If you are looking for creative inspiration, nothing beats fine art for getting the creative bits of your mind working. Indeed, tests have shown that looking at art stimulates the right side of the brain which is responsible for creative thought.

Moreover, good art speaks on many levels. There is the image itself, the technique the artist used to create the work, the historical or cultural context of the artwork and there are the subtle meanings or messages that can be seen in great works of art.
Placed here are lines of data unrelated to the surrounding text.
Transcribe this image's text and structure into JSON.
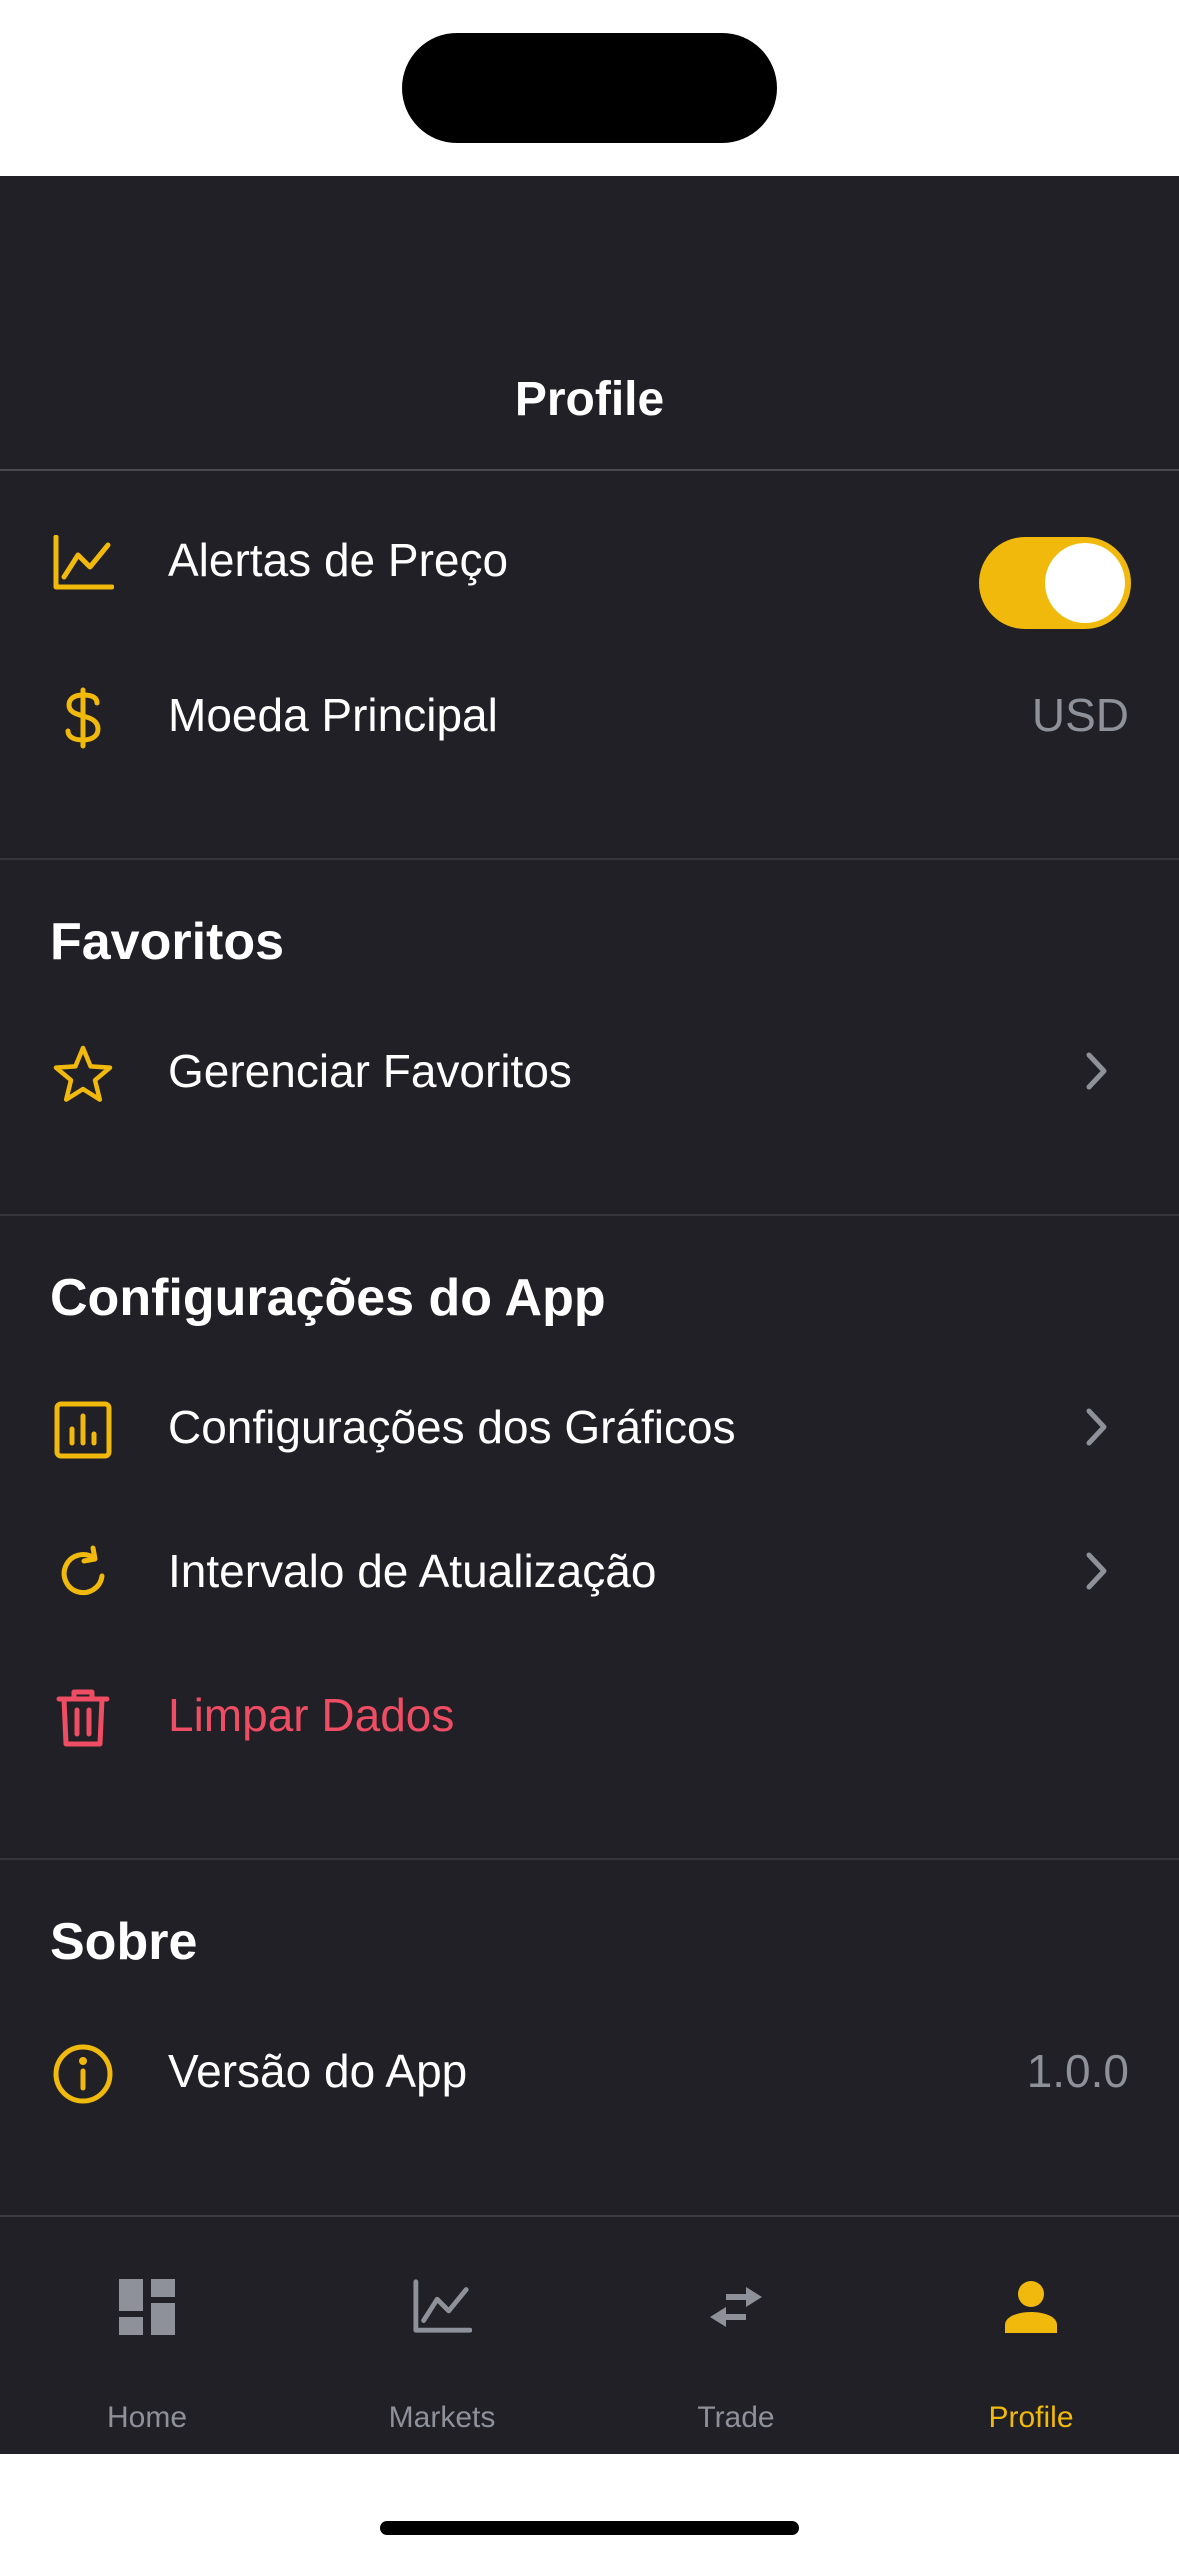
{
  "header": {
    "title": "Profile"
  },
  "general": {
    "price_alerts": {
      "label": "Alertas de Preço",
      "enabled": true,
      "icon": "chart-line-icon"
    },
    "main_currency": {
      "label": "Moeda Principal",
      "value": "USD",
      "icon": "dollar-icon"
    }
  },
  "favorites": {
    "title": "Favoritos",
    "manage": {
      "label": "Gerenciar Favoritos",
      "icon": "star-icon"
    }
  },
  "app_settings": {
    "title": "Configurações do App",
    "chart_settings": {
      "label": "Configurações dos Gráficos",
      "icon": "bar-chart-icon"
    },
    "refresh_interval": {
      "label": "Intervalo de Atualização",
      "icon": "refresh-icon"
    },
    "clear_data": {
      "label": "Limpar Dados",
      "icon": "trash-icon"
    }
  },
  "about": {
    "title": "Sobre",
    "version": {
      "label": "Versão do App",
      "value": "1.0.0",
      "icon": "info-icon"
    }
  },
  "tabs": [
    {
      "label": "Home",
      "icon": "dashboard-icon",
      "active": false
    },
    {
      "label": "Markets",
      "icon": "chart-line-icon",
      "active": false
    },
    {
      "label": "Trade",
      "icon": "swap-arrows-icon",
      "active": false
    },
    {
      "label": "Profile",
      "icon": "person-icon",
      "active": true
    }
  ],
  "colors": {
    "accent": "#f0b90b",
    "danger": "#ef4d64",
    "background": "#202026",
    "muted": "#8e909a"
  }
}
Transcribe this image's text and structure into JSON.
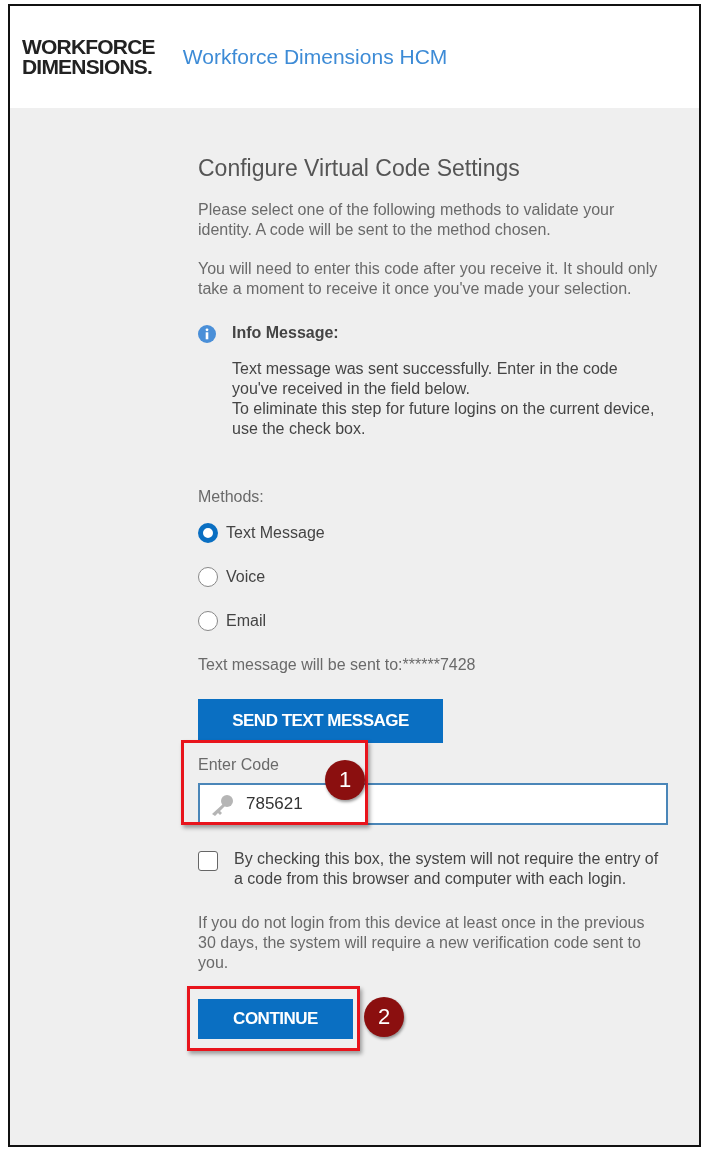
{
  "header": {
    "logo_lines": [
      "WORKFORCE",
      "DIMENSIONS."
    ],
    "app_title": "Workforce Dimensions HCM"
  },
  "page_title": "Configure Virtual Code Settings",
  "intro": [
    "Please select one of the following methods to validate your identity. A code will be sent to the method chosen.",
    "You will need to enter this code after you receive it. It should only take a moment to receive it once you've made your selection."
  ],
  "info": {
    "title": "Info Message:",
    "lines": [
      "Text message was sent successfully. Enter in the code you've received in the field below.",
      "To eliminate this step for future logins on the current device, use the check box."
    ]
  },
  "methods": {
    "label": "Methods:",
    "options": [
      {
        "label": "Text Message",
        "selected": true
      },
      {
        "label": "Voice",
        "selected": false
      },
      {
        "label": "Email",
        "selected": false
      }
    ]
  },
  "destination": "Text message will be sent to:******7428",
  "send_button": "SEND TEXT MESSAGE",
  "code_field": {
    "label": "Enter Code",
    "value": "785621"
  },
  "remember": {
    "checked": false,
    "text": "By checking this box, the system will not require the entry of a code from this browser and computer with each login."
  },
  "notice": "If you do not login from this device at least once in the previous 30 days, the system will require a new verification code sent to you.",
  "continue_button": "CONTINUE",
  "callouts": [
    "1",
    "2"
  ]
}
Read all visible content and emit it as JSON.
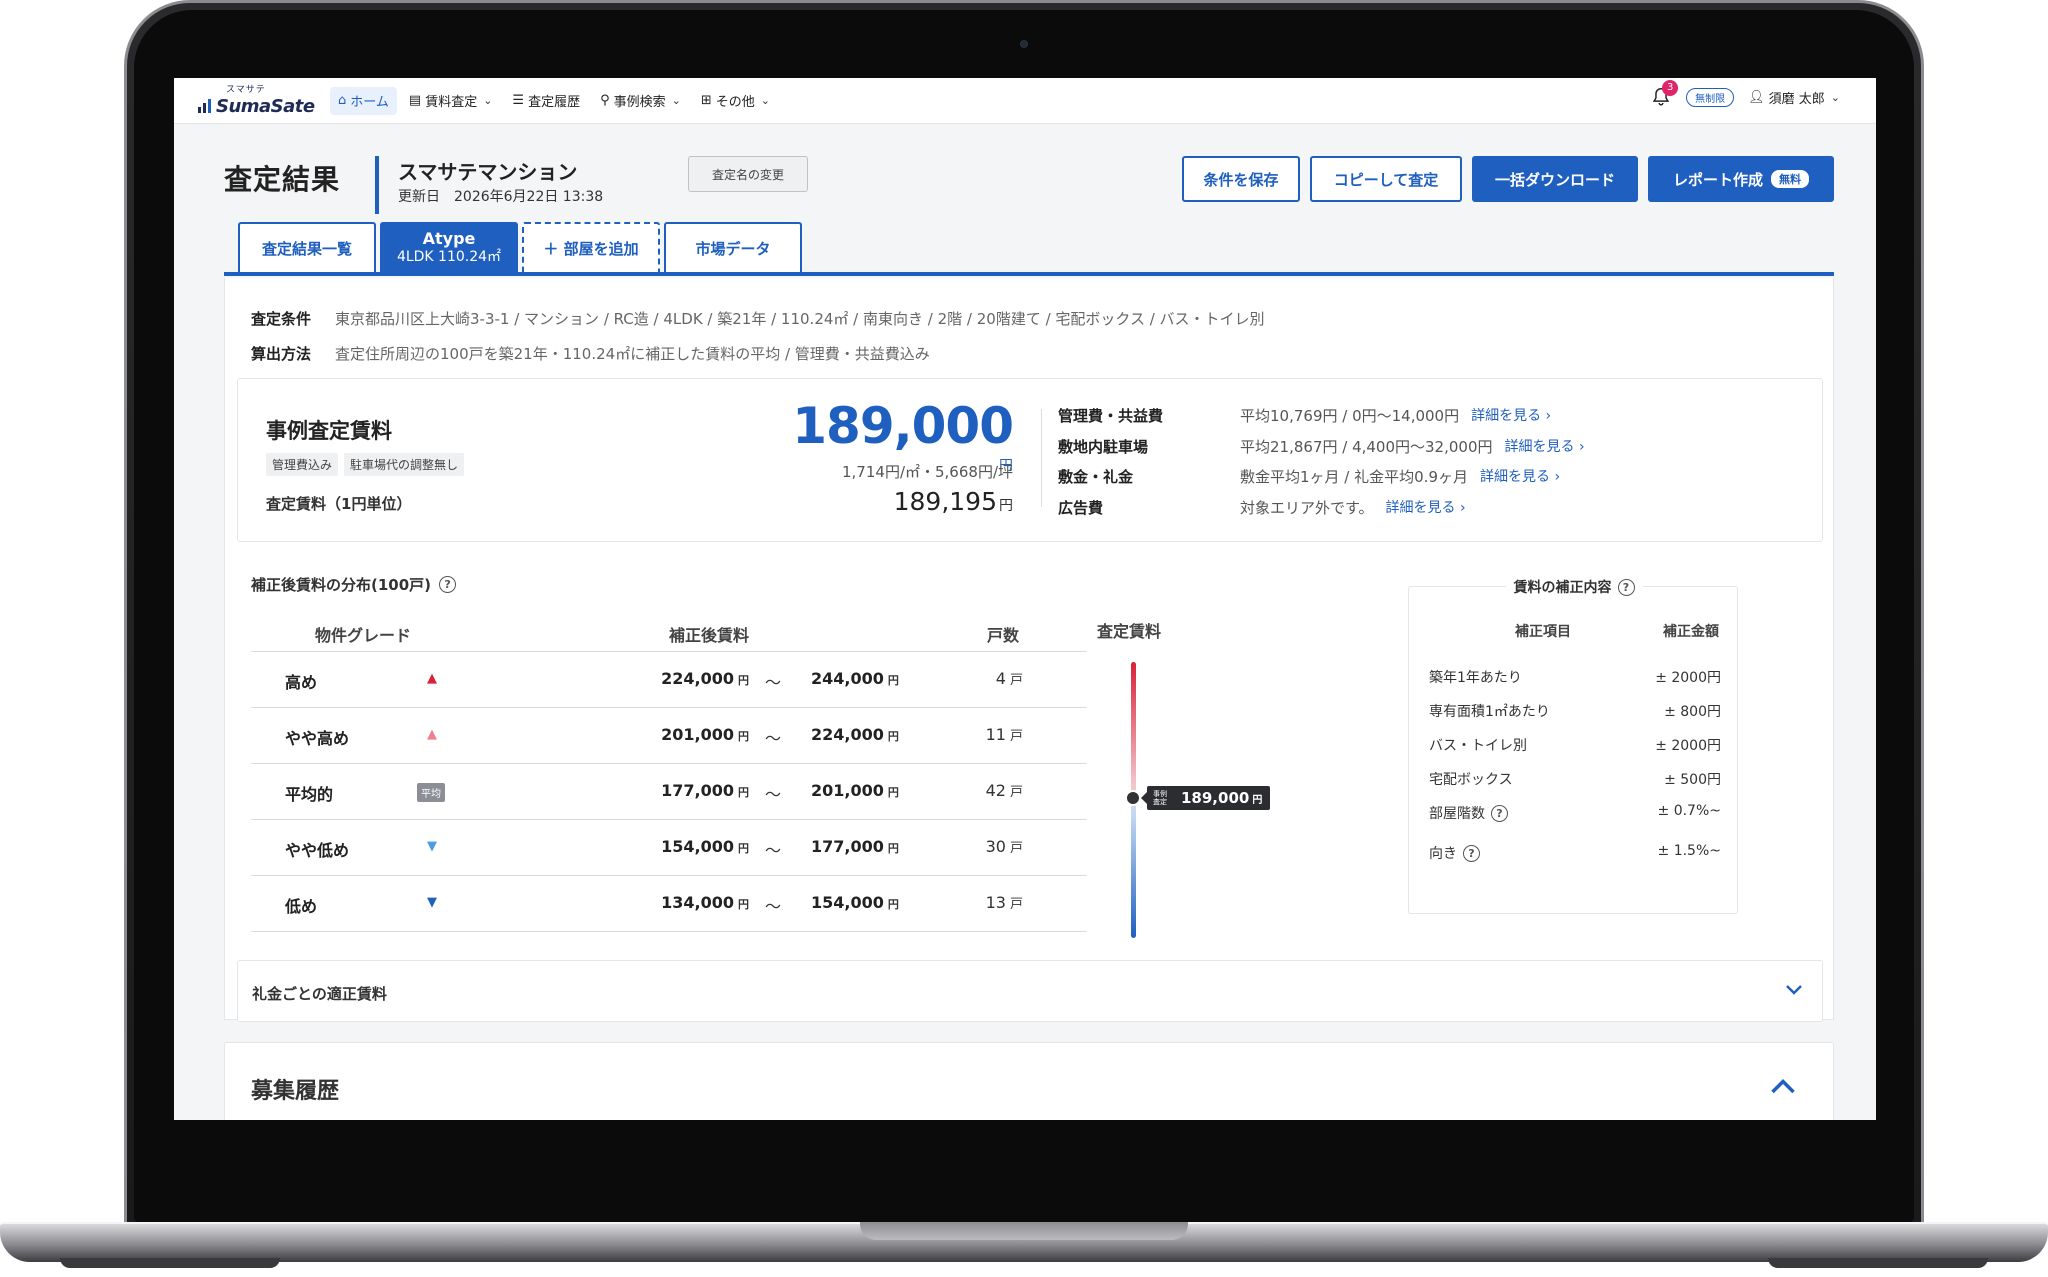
{
  "header": {
    "logo_ruby": "スマサテ",
    "logo_text": "SumaSate",
    "nav": [
      {
        "label": "ホーム",
        "icon": "home-icon",
        "dropdown": false,
        "active": true
      },
      {
        "label": "賃料査定",
        "icon": "calculator-icon",
        "dropdown": true,
        "active": false
      },
      {
        "label": "査定履歴",
        "icon": "list-icon",
        "dropdown": false,
        "active": false
      },
      {
        "label": "事例検索",
        "icon": "search-icon",
        "dropdown": true,
        "active": false
      },
      {
        "label": "その他",
        "icon": "grid-icon",
        "dropdown": true,
        "active": false
      }
    ],
    "notification_count": "3",
    "plan_badge": "無制限",
    "user_name": "須磨 太郎"
  },
  "page": {
    "title": "査定結果",
    "property_name": "スマサテマンション",
    "updated_label": "更新日",
    "updated_value": "2026年6月22日 13:38",
    "rename_button": "査定名の変更",
    "actions": {
      "save": "条件を保存",
      "copy": "コピーして査定",
      "download": "一括ダウンロード",
      "report": "レポート作成",
      "report_badge": "無料"
    }
  },
  "tabs": {
    "list": "査定結果一覧",
    "room_title": "Atype",
    "room_sub": "4LDK 110.24㎡",
    "add_room": "＋ 部屋を追加",
    "market": "市場データ"
  },
  "conditions": {
    "cond_label": "査定条件",
    "cond_value": "東京都品川区上大崎3-3-1 / マンション / RC造 / 4LDK / 築21年 / 110.24㎡ / 南東向き / 2階 / 20階建て / 宅配ボックス / バス・トイレ別",
    "method_label": "算出方法",
    "method_value": "査定住所周辺の100戸を築21年・110.24㎡に補正した賃料の平均 / 管理費・共益費込み"
  },
  "summary": {
    "title": "事例査定賃料",
    "chips": [
      "管理費込み",
      "駐車場代の調整無し"
    ],
    "unit_label": "査定賃料（1円単位）",
    "amount": "189,000",
    "yen": "円",
    "per_unit": "1,714円/㎡・5,668円/坪",
    "exact_amount": "189,195",
    "fees": [
      {
        "label": "管理費・共益費",
        "value": "平均10,769円 / 0円〜14,000円",
        "link": "詳細を見る ›"
      },
      {
        "label": "敷地内駐車場",
        "value": "平均21,867円 / 4,400円〜32,000円",
        "link": "詳細を見る ›"
      },
      {
        "label": "敷金・礼金",
        "value": "敷金平均1ヶ月 / 礼金平均0.9ヶ月",
        "link": "詳細を見る ›"
      },
      {
        "label": "広告費",
        "value": "対象エリア外です。",
        "link": "詳細を見る ›"
      }
    ]
  },
  "distribution": {
    "title": "補正後賃料の分布(100戸)",
    "col_grade": "物件グレード",
    "col_rent": "補正後賃料",
    "col_count": "戸数",
    "col_gauge": "査定賃料",
    "yen_small": "円",
    "tilde": "〜",
    "count_unit": "戸",
    "avg_badge": "平均",
    "rows": [
      {
        "grade": "高め",
        "marker": "up-strong",
        "low": "224,000",
        "high": "244,000",
        "count": "4"
      },
      {
        "grade": "やや高め",
        "marker": "up-light",
        "low": "201,000",
        "high": "224,000",
        "count": "11"
      },
      {
        "grade": "平均的",
        "marker": "average",
        "low": "177,000",
        "high": "201,000",
        "count": "42"
      },
      {
        "grade": "やや低め",
        "marker": "down-light",
        "low": "154,000",
        "high": "177,000",
        "count": "30"
      },
      {
        "grade": "低め",
        "marker": "down-strong",
        "low": "134,000",
        "high": "154,000",
        "count": "13"
      }
    ],
    "gauge_tip_label": "事例査定",
    "gauge_value": "189,000",
    "colors": {
      "high": "#d8223a",
      "high_light": "#f07f91",
      "low_light": "#4a9be8",
      "low": "#1f5fbf"
    }
  },
  "adjustments": {
    "title": "賃料の補正内容",
    "col_item": "補正項目",
    "col_amount": "補正金額",
    "rows": [
      {
        "item": "築年1年あたり",
        "amount": "± 2000円",
        "help": false
      },
      {
        "item": "専有面積1㎡あたり",
        "amount": "± 800円",
        "help": false
      },
      {
        "item": "バス・トイレ別",
        "amount": "± 2000円",
        "help": false
      },
      {
        "item": "宅配ボックス",
        "amount": "± 500円",
        "help": false
      },
      {
        "item": "部屋階数",
        "amount": "± 0.7%~",
        "help": true
      },
      {
        "item": "向き",
        "amount": "± 1.5%~",
        "help": true
      }
    ]
  },
  "accordion": {
    "key_money": "礼金ごとの適正賃料"
  },
  "history": {
    "title": "募集履歴"
  },
  "theme": {
    "accent": "#1f5fbf",
    "badge": "#e0246a"
  }
}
However, when you visit an art museum or gallery, do not behave like a tourist and attempt to look at as much as you can within a limited time frame. The best way to experience an art museum is to choose a very few works, perhaps a single artist or theme, perhaps a particular period or perhaps selecting a few works at random. When I was an art student in London, I often did the latter. I went to one of the museums, walked until something caught my attention and spent some time looking at it. I would do the same for about three sculptures or paintings and then leave.

It is only when you focus on a very few works that your mind will have the opportunity to open up to them and be inspired.

So, go on. Visit an art museum this weekend!

Note: this article is based on part of a talk I gave at the OpenBC ( meeting in Brussels on Thursday, 30 June 2005.


The Department of Enterprise, Trade and Investment (DETI) in Belfast, Northern Ireland have decided that the term “brainstorming” might be offensive to people suffering from epilepsy, brain tumours or brain injuries. In order to avoid offending such people, DETI staff will henceforth use the term “Thought showers”.

Well, if you ask me, the term “thought showers” is likely to be offensive to suffers of aquaphobia and parent's whose babies are born with Hydrops. The insensitive people at DETI clearly need to do a little more thought showering in order to come up with a less offensive term!

Read more at,6903,1515084,00.html


Helping us sell Jenni idea management virtual software in the United Kingdom is o i solutions, a Poole, Dorset based company with substantial management and innovation expertise.

o i solutions deliver ideas, consultancy and training focused on customer facing and cash generating activities. The team of experts comprise Directors and specialists with international experience in marketing, finance HR and I.T. They provide business software tools as part of their solution.



The Imagination Club aims to bring together a group of people who like to stretch their imaginations by playing with ideas, devising creative solutions to hypothetical problems, dreaming up outlandish inventions and so on. The Imagination Club is a place to be creative rather than a place to talk about and analyse creativity and innovation.

Most of all, after months of talking about it, I have finally set up the Imagination Club as an e-mail based discussion forum. To join, go to and enter your e-mail address in the form.

Note: when you subscribe, you will receive a confirmation e-mail which you must reply to in order to complete the subscription. This is to prevent people from subscribing others without the authorisation.

Happy thinking

Jeffrey Baumgartner


Report 103 is a complimentary weekly electronic newsletter from Bwiti bvba of Belgium (a company: Archives and subscription information can be found at

Report 103 is edited by Jeffrey Baumgartner and is published on the first and third Tuesday of every month.

You may forward this copy of Report 103 to anyone, provided you forward it in its entirety and do not edit it in any way. If you wish to reprint only a part of Report 103, please contact Jeffrey Baumgartner.

Contributions and press releases are welcome. Please contact Jeffrey in the first instance.




Return to top of page


Creative Jeffrey logo

Jeffrey Baumgartner
Bwiti bvba

Erps-Kwerps (near Leuven & Brussels) Belgium




My other web projects

My other web projects 100s of articles, videos and cartoons on creativity - possibly useful things I have learned over the years. reflections on international living and travel. - paintings, drawings, photographs and cartoons by Jeffrey